He then received additional pilot training in Texas before being assigned to the 305th Bomb Group and sent to Chelveston, England, in October of 1942 to fly bombing missions over Europe.
He commanded a B-17 Flying Fortress with a seven man crew and was one of the first ones in with the 8th Air Force.
With a 75 percent casualty rate, Fred was one of the lucky ones to make it back.
Fred completed his combat tour in October of 1943, and then returned to the U.S. where he was assigned to the Air Transport Command, 5th Ferry Group, in Great Falls, Montana, until the end of the war.
It was during this time that he met and married his beautiful wife Dolores, known to most as Dee.
He was then assigned to Strategic Air Command at Smoky Hill Air Force Base, Salina, Kansas, for four years, before being discharged in 1950.
Fred continued his aviation career by going to helicopter school on the GI Bill in 1951 at Johnson Flying Service in Missoula, Montana.
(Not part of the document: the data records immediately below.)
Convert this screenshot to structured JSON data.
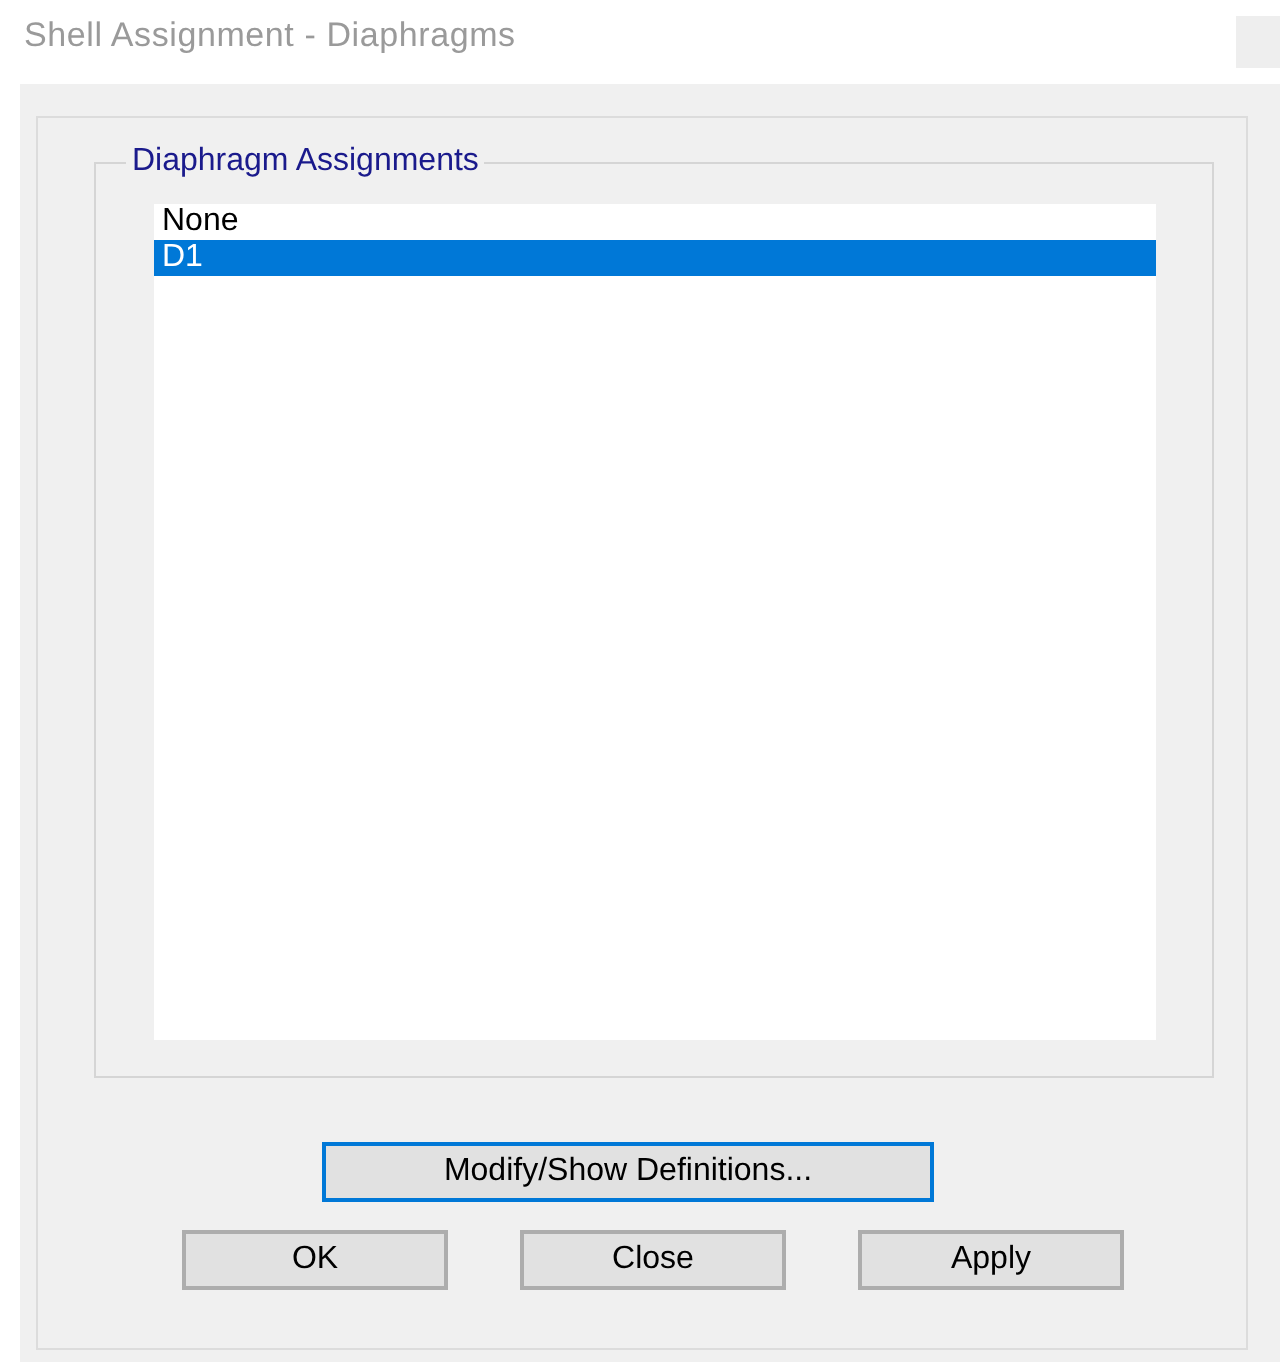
{
  "window": {
    "title": "Shell Assignment - Diaphragms"
  },
  "group": {
    "title": "Diaphragm Assignments",
    "items": [
      {
        "label": "None",
        "selected": false
      },
      {
        "label": "D1",
        "selected": true
      }
    ]
  },
  "definitions_button": {
    "label": "Modify/Show Definitions...",
    "focused": true
  },
  "buttons": [
    "OK",
    "Close",
    "Apply"
  ]
}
He then performed agricultural work in Washington and Oregon for two years in a self-employed partnership arrangement using two leased helicopters.
During the early years of commercial helicopter use, Fred worked overseas in oil exploration, seismic work, offshore platform operations, and sling work in New Guinea, India, Pakistan, Borneo, and Venezuela.
In 1958 Fred returned to the U.S. with his family and went to work for the Bonneville Power Administration (BPA).
For the next 25 years Fred flew out of Spokane, flying year-round power line patrol for BPA on the eastern side of the Cascades.
In 1983 he retired from BPA and moved to Maui, Hawaii, with Dee.
However, he missed flying and was soon tempted out of retirement.
He went to work flying tourists for Kenai Helicopters, and then for Blue Hawaiian Helicopters.
Fred’s flight hours for military fixed-wing are 2,500, and his flight hours for helicopters is logged at over 25,000.
He was the consummate pilot and a true aviation pioneer, much revered in his field.
Fred retired again at the age of 75, and he and Dee moved to Arizona.
After the passing of his wife, Fred moved back to Spokane to be closer to his daughter and sons, grandchildren, and great-grandchildren.
He lived independently and happily at Fairwood Retirement Community for the past 8+ years where he made many fine friends.
His passions during these years were playing bridge weekly with his dear bridge partner Marlys and the Spokane Bridge Club Unit 448, and riding his bike.
His neighbors and special baristas will miss seeing him on his daily rides.
His mind was sharp, and he stayed active until the very end of his earthly journey.
Fred is survived by his daughter Odette and husband Bill, son Mark and wife Nancy, son Gary and wife Tani, ex-daughter-in-law Judi; his grandsons: Jason, owner of J.R.Helicopters, Adam and Justin; his granddaughters Maddie and Meadow, and his six great-grandchildren: Shea, Caden, Jaelyn, Kairo, Jada, and Arlan; and his nieces Lorna, Janice, Julie, Robin, and Randi.
Fred’s cremation was handled by Smart Cremation through Hennessey Funeral Homes.
There will be a memorial later in the spring for family and friends to commemorate Fred’s amazing life.
He had a good run and made a huge contribution to the world.
He will be greatly missed and definitely not forgotten.
He’s onto a new mission now.